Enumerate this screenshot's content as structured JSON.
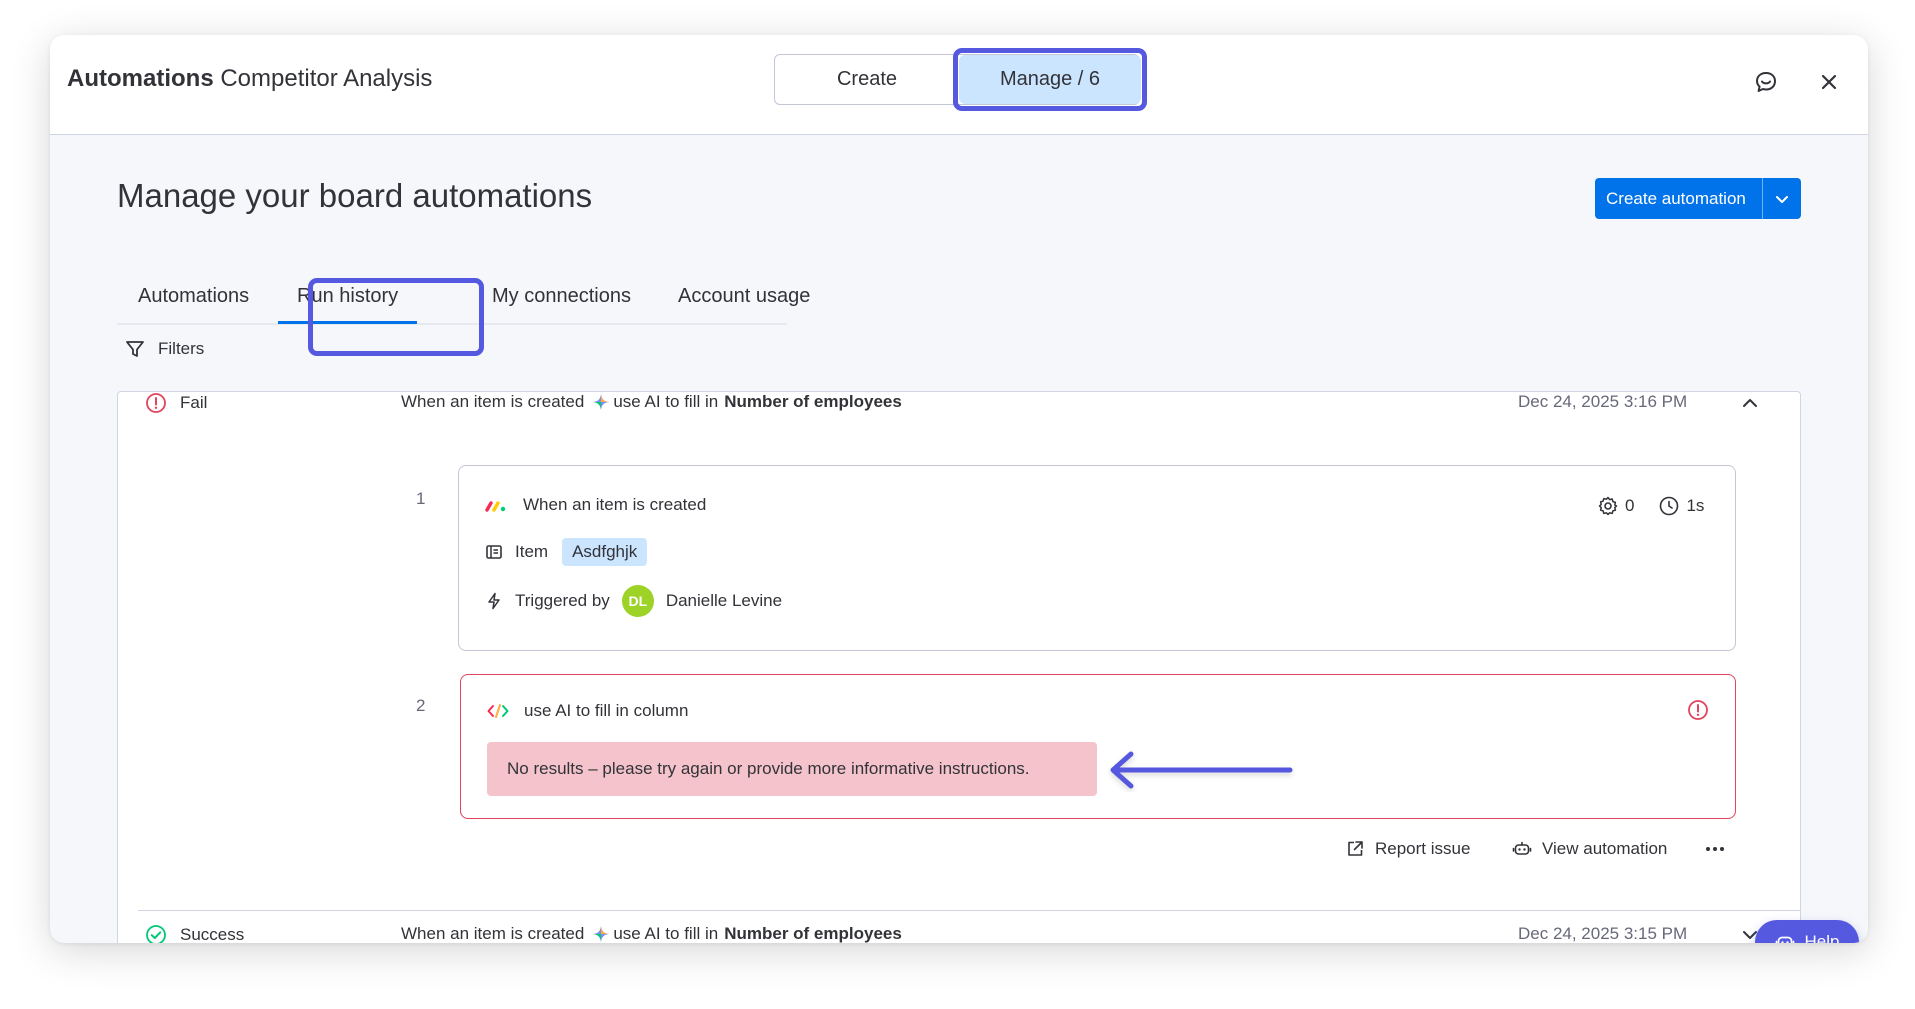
{
  "window": {
    "title_bold": "Automations",
    "board_name": "Competitor Analysis",
    "segments": {
      "create": "Create",
      "manage": "Manage / 6"
    }
  },
  "page": {
    "heading": "Manage your board automations",
    "create_button": "Create automation",
    "tabs": [
      "Automations",
      "Run history",
      "My connections",
      "Account usage"
    ],
    "active_tab": "Run history",
    "filters_label": "Filters"
  },
  "runs": [
    {
      "status": "Fail",
      "trigger_text": "When an item is created",
      "action_text": "use AI to fill in",
      "column_name": "Number of employees",
      "date": "Dec 24, 2025 3:16 PM",
      "expanded": true,
      "steps": [
        {
          "number": "1",
          "title": "When an item is created",
          "retries": "0",
          "duration": "1s",
          "item_label": "Item",
          "item_value": "Asdfghjk",
          "triggered_by_label": "Triggered by",
          "user_initials": "DL",
          "user_name": "Danielle Levine"
        },
        {
          "number": "2",
          "title": "use AI to fill in column",
          "error_message": "No results – please try again or provide more informative instructions."
        }
      ],
      "actions": {
        "report": "Report issue",
        "view": "View automation"
      }
    },
    {
      "status": "Success",
      "trigger_text": "When an item is created",
      "action_text": "use AI to fill in",
      "column_name": "Number of employees",
      "date": "Dec 24, 2025 3:15 PM",
      "expanded": false
    }
  ],
  "help_label": "Help",
  "colors": {
    "primary": "#0073ea",
    "highlight": "#5559df",
    "fail": "#e2445c",
    "success": "#00c875",
    "chip": "#cce5ff",
    "error_bg": "#f4c3cb"
  }
}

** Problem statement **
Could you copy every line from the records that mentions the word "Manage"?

** Answer box **
      "manage": "Manage / 6"
    "heading": "Manage your board automations",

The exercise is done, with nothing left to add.